Volunteers Needed for Spotted Wing Drosophila Trapping in 2016

Spring has arrived and several fruit crops are blooming or will soon bloom. The first of the spotted wing drosophila (SWD) susceptible crops will be strawberries, followed by cherries, blueberries, blackberries, fall raspberries, and grapes. SWD is a threat that requires monitoring and producers should be prepared to manage it as needed.

Trapping Spotted Wing Drosophila

In many parts of the country where markets have zero tolerance for SWD and other insects, producers spray their susceptible crops throughout the harvest period regardless of trap captures. Many Kentucky producers selling products locally do not have the strict zero tolerance and have used SWD trapping to identify if and when SWD sprays are needed. The result has been that we have not needed to control SWD in June bearing strawberries, and in some years, blueberries have escaped SWD activity. I recommend small fruit producers monitor SWD before and throughout the harvest period with adult traps.

Figure 1. SWD traps are hung inside the canopy of susceptible crops and checked weekly. (Photo: Ric Bessin, UK)

Figure 1. SWD traps are hung inside the canopy of susceptible crops and checked weekly. (Photo: Ric Bessin, UK)

Trap Specifications

The trap we are recommending is a clear 1 liter deli container, with two 3-inch by 1.5-inch windows cut in the side; plastic screening is glued in place over the openings. Each trap should have about ½ cup apple cider vinegar plus one drop of dish soap as a drowning solution. A commercial SWD lure to attract the flies is hung from the inside on the lid. The lure only needs to be replaced monthly, but used lures should not be disposed of in the field.

Treatment Threshold

Our threshold for treatment is one trapped SWD on a farm. If SWD is not trapped, then sprays for SWD are not necessary; however, when SWD is captured, weekly sprays are recommended on susceptible crops for the remainder of the harvest period at weekly intervals. See Spotted Wing Drosophila Manatgement (ENTFACT-230) for management recommendations.

Figure 2. A spottedwing drosophila female has an amber colored body and enlarged ovipositor. (Photo: Ric Bessin, UK)

Figure 2. A spottedwing drosophila female has an amber colored body and enlarged ovipositor. (Photo: Ric Bessin, UK)

Figure 3. Male SWD are relatively easy to identify with the single, large spot near the tip of each wing. (Photo: Ric Bessin)

Figure 3. Male SWD are relatively easy to identify with the single, large spot near the tip of each wing. (Photo: Ric Bessin)

Volunteers Needed!

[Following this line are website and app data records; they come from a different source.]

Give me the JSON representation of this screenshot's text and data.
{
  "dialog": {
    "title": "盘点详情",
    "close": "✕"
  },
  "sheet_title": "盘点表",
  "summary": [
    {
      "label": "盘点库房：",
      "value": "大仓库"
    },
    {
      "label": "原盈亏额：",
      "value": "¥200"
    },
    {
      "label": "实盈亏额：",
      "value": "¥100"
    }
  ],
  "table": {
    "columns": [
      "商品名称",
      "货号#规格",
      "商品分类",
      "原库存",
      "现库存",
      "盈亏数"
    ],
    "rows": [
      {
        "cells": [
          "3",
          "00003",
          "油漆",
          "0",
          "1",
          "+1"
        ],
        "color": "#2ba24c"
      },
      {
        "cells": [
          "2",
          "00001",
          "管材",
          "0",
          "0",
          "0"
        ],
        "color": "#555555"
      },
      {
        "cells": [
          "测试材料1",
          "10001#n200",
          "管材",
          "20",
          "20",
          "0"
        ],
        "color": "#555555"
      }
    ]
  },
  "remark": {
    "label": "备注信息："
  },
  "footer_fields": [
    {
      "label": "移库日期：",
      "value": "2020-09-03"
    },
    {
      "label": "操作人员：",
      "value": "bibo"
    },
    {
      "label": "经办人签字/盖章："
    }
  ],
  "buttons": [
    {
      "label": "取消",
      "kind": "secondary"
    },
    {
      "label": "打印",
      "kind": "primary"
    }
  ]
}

This year I am looking for cooperators in 20 to 30 Kentucky counties that would be willing to trap for SWD in their commercial small fruit crops. I can provide the trapping materials and plastic containers to mail the samples to me in Lexington. I will be reporting SWD activity with the participating counties on Facebook; results of the trapping will be posted on the SWDinKY Facebook site as samples are submitted

 

Ric Bessin, Extension Entomologist

 

 

Posted in Fruit